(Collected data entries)
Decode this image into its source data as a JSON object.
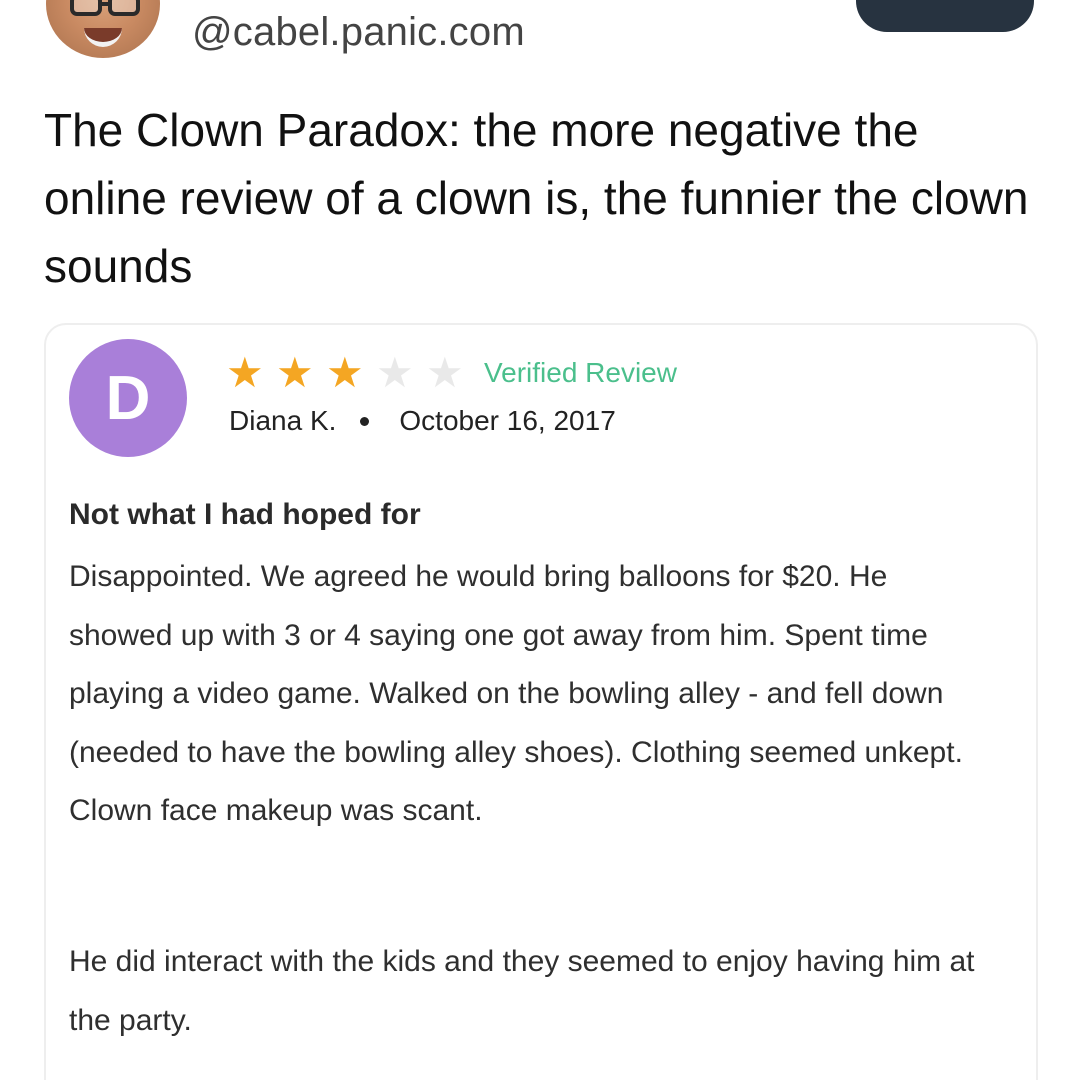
{
  "post": {
    "handle": "@cabel.panic.com",
    "text": "The Clown Paradox: the more negative the online review of a clown is, the funnier the clown sounds"
  },
  "review": {
    "avatar_letter": "D",
    "rating": 3,
    "max_rating": 5,
    "verified_label": "Verified Review",
    "reviewer": "Diana K.",
    "date": "October 16, 2017",
    "title": "Not what I had hoped for",
    "body_paragraph_1": "Disappointed. We agreed he would bring balloons for $20. He showed up with 3 or 4 saying one got away from him. Spent time playing a video game. Walked on the bowling alley - and fell down (needed to have the bowling alley shoes). Clothing seemed unkept. Clown face makeup was scant.",
    "body_paragraph_2": "He did interact with the kids and they seemed to enjoy having him at the party."
  },
  "colors": {
    "star_filled": "#f4a623",
    "star_empty": "#e9e9e9",
    "verified_text": "#4bbf8c",
    "avatar_bg": "#a97fd9",
    "follow_button": "#273340"
  },
  "icons": {
    "star": "star-icon",
    "separator": "dot-icon"
  }
}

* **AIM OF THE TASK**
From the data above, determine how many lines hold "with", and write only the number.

* **ANSWER SECTION**
2